Europe's blistering summer may not be over yet, but 2022 is already breaking records, with nearly 660,000 hectares ravaged since January, according to the EU's satellite monitoring service.

2022 sees record wildfire destruction in Europe: EU

And while countries on the Mediterranean have normally been the main seats of fires in Europe, this year, other countries are also suffering heavily.

Fires this year have forced people to flee their homes, destroyed buildings and burned forests in EU countries, including Austria, Croatia, France, Greece, Italy, Portugal and Spain.

Some 659,541 hectares (1.6 million acres) have been destroyed so far, data from the European Forest Fire Information System (EFFIS) showed, setting a record at this point in the year since data collection began in 2006.

Europe has suffered a series of heatwaves, forest fires and historic drought that experts say are being driven by human-induced climate change.

They warn more frequent and longer heatwaves are on the way.

The worst-affected country has been Spain, where fire has destroyed 244,924 hectares, according to EFFIS data.

The EFFIS uses satellite data from the EU’s Copernicus Atmosphere Monitoring Service (CAMS).

READ ALSO: EXPLAINED: How the climate crisis is hitting Europe hard

The data comes after CAMS said Friday that 2022 was a record year for wildfire activity in southwestern Europe and warned that a large proportion of western Europe was now in “extreme fire danger”.

“2022 is already a record year, just below 2017,” EFFIS coordinator Jesus San-Miguel said.
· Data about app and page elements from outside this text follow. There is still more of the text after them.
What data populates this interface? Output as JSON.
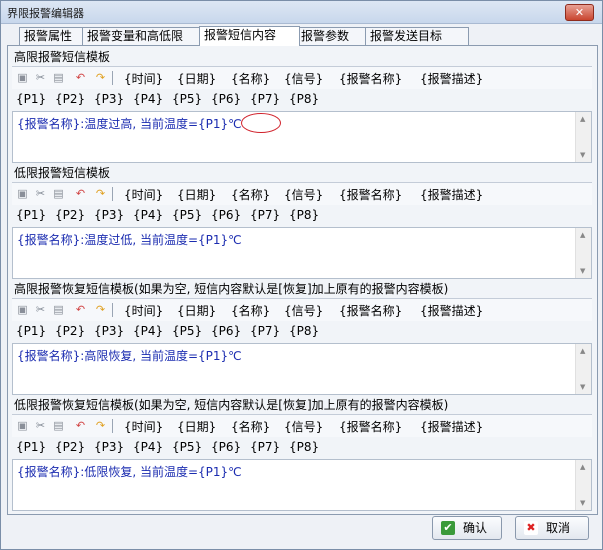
{
  "window": {
    "title": "界限报警编辑器",
    "close": "✕"
  },
  "tabs": [
    "报警属性",
    "报警变量和高低限",
    "报警短信内容",
    "报警参数",
    "报警发送目标"
  ],
  "active_tab": "报警短信内容",
  "tokens": [
    "{时间}",
    "{日期}",
    "{名称}",
    "{信号}",
    "{报警名称}",
    "{报警描述}"
  ],
  "ptokens": [
    "{P1}",
    "{P2}",
    "{P3}",
    "{P4}",
    "{P5}",
    "{P6}",
    "{P7}",
    "{P8}"
  ],
  "sections": [
    {
      "title": "高限报警短信模板",
      "content": "{报警名称}:温度过高, 当前温度={P1}℃"
    },
    {
      "title": "低限报警短信模板",
      "content": "{报警名称}:温度过低, 当前温度={P1}℃"
    },
    {
      "title": "高限报警恢复短信模板(如果为空, 短信内容默认是[恢复]加上原有的报警内容模板)",
      "content": "{报警名称}:高限恢复, 当前温度={P1}℃"
    },
    {
      "title": "低限报警恢复短信模板(如果为空, 短信内容默认是[恢复]加上原有的报警内容模板)",
      "content": "{报警名称}:低限恢复, 当前温度={P1}℃"
    }
  ],
  "buttons": {
    "ok": "确认",
    "cancel": "取消"
  },
  "icons": [
    "copy-icon",
    "cut-icon",
    "paste-icon",
    "undo-icon",
    "redo-icon"
  ],
  "colors": {
    "editor_text": "#1b2cb0",
    "highlight_circle": "#d0202a"
  }
}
In 2017, 420,913 hectares had burned by August 13, rising to 988,087 hectares by the end of the year.

“The situation in terms of drought and extremely high temperatures has affected all of Europe this year and the overall situation in the region is worrying, while we are still in the middle of the fire season,” he said.

Since 2010, there had been a trend towards more fires in central and northern Europe, with fires in countries that “normally do not experience fires in their territory”, he added.

“The overall fire season in the EU is really driven mainly by countries in the Mediterranean region, except in years like this one, in which fires also happen in central and northern regions,” he added.